◆ **Data to use**:

+ + + + +

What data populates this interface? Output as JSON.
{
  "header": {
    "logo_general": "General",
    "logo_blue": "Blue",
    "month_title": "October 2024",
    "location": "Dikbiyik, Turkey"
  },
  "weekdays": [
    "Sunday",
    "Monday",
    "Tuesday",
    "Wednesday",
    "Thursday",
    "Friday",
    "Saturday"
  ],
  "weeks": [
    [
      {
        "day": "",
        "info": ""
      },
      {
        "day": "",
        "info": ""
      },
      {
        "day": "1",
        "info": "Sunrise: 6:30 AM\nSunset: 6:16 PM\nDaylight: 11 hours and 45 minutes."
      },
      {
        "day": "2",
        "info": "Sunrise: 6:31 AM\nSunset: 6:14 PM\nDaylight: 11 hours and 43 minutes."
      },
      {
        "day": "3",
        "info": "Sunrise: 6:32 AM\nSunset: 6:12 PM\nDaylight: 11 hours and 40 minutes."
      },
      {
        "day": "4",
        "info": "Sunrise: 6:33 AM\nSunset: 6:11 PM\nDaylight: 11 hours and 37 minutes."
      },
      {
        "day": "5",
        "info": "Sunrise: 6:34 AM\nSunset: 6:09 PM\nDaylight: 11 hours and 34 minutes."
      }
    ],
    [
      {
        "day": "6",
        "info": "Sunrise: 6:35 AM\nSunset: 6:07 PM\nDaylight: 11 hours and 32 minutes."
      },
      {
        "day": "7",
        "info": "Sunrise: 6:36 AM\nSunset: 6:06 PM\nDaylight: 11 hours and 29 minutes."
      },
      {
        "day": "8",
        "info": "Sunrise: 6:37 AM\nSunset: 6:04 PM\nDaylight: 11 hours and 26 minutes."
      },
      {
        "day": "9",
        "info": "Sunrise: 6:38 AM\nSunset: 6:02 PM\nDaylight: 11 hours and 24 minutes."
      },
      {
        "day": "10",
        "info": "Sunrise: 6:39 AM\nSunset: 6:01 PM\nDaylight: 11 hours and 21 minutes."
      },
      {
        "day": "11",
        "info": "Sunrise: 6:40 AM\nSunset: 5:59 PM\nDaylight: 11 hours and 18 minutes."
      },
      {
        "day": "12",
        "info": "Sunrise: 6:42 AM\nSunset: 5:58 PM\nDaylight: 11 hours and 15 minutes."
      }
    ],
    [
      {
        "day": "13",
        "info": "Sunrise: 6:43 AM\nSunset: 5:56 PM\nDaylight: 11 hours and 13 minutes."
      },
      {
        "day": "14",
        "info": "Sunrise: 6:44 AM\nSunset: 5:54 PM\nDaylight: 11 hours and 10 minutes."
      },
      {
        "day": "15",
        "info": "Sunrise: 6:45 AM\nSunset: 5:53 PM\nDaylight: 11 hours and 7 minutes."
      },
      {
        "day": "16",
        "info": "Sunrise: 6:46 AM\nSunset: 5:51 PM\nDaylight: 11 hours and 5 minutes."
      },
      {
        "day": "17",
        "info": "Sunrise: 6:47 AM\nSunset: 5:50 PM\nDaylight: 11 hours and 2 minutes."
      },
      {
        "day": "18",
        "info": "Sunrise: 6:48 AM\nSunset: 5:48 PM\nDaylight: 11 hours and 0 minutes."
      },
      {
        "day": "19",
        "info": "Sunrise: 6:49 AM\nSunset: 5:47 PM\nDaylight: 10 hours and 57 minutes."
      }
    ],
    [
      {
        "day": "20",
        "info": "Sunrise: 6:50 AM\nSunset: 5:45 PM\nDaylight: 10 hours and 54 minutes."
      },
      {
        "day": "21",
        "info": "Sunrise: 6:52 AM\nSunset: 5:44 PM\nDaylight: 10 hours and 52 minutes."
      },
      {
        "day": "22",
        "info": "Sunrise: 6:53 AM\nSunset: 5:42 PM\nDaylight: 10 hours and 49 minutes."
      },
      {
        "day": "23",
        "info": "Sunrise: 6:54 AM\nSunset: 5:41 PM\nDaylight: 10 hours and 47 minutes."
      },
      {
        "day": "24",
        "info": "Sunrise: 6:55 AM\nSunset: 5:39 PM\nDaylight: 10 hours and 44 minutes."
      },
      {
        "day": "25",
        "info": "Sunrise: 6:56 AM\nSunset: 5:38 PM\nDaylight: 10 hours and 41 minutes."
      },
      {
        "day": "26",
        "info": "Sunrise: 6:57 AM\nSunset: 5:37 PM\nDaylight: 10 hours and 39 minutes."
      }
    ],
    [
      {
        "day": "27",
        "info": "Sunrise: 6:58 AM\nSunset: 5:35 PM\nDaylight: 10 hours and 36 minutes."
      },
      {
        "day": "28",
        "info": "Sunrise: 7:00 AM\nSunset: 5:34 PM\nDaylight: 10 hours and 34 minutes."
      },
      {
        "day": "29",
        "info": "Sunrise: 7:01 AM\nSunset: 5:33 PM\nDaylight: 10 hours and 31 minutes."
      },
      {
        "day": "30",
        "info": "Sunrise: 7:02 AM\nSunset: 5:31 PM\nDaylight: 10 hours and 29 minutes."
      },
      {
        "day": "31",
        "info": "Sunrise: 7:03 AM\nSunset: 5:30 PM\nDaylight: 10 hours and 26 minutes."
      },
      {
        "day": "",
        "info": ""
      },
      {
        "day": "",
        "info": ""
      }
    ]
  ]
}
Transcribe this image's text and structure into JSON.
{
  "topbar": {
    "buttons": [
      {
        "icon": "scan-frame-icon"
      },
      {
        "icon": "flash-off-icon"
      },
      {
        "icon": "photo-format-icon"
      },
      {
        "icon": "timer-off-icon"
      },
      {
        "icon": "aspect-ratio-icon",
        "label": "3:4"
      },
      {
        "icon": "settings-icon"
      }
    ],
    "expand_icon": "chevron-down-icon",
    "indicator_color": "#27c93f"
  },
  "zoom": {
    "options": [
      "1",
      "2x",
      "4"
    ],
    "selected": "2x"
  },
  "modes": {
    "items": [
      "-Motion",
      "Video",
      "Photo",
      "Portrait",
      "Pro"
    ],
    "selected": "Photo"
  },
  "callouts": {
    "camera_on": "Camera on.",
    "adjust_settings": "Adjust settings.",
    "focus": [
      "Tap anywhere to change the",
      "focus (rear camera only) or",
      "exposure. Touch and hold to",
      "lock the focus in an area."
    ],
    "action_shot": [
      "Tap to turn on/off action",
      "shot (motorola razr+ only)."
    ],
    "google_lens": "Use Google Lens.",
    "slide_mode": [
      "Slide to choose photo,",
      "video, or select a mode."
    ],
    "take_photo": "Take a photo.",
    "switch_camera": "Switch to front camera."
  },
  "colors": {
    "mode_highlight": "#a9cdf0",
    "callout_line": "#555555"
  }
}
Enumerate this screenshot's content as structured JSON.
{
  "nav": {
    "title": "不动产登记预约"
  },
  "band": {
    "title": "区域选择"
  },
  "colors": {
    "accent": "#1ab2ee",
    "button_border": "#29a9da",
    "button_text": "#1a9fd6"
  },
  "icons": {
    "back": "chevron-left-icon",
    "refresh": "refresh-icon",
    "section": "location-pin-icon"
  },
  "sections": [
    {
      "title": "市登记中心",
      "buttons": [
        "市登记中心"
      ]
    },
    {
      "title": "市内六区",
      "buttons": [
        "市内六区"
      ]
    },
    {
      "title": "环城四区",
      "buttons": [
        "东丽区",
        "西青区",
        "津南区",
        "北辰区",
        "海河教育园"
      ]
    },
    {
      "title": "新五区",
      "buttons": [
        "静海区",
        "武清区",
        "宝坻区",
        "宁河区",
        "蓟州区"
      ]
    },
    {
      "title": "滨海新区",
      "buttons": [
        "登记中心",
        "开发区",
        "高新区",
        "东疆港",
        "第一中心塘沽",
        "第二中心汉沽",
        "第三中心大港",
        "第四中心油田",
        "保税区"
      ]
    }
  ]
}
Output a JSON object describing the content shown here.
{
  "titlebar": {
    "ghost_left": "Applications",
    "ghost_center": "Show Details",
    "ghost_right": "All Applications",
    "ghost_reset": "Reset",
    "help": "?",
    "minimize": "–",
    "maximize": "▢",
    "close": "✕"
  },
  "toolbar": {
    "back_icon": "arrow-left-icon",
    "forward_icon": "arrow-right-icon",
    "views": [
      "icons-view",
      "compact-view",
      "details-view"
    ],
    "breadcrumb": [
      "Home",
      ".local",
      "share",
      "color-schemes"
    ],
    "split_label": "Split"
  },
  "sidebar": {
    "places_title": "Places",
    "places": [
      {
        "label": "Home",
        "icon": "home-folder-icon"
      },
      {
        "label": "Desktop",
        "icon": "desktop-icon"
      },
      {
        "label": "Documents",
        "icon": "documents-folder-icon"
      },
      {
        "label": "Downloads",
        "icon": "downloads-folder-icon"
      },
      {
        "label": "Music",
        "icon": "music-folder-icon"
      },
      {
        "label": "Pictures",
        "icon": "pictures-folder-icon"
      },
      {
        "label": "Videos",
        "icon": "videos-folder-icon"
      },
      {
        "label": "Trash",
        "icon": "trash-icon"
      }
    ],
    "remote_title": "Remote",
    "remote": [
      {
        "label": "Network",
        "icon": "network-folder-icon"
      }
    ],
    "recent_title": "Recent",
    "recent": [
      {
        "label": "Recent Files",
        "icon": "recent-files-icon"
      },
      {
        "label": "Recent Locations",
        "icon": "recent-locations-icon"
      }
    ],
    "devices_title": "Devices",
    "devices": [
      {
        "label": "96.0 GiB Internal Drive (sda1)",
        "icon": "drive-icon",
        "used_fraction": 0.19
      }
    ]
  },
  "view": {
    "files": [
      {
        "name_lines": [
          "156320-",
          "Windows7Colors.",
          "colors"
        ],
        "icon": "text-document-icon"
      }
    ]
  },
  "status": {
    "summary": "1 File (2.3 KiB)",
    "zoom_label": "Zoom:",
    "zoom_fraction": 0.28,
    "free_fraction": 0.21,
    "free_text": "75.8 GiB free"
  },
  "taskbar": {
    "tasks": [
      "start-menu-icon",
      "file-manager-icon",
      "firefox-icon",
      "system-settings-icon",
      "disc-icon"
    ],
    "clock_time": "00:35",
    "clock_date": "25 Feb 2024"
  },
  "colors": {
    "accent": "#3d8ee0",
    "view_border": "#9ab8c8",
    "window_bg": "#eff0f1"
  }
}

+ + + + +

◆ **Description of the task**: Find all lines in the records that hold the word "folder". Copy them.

◆ **Task response**:
        "icon": "home-folder-icon"
        "icon": "documents-folder-icon"
        "icon": "downloads-folder-icon"
        "icon": "music-folder-icon"
        "icon": "pictures-folder-icon"
        "icon": "videos-folder-icon"
        "icon": "network-folder-icon"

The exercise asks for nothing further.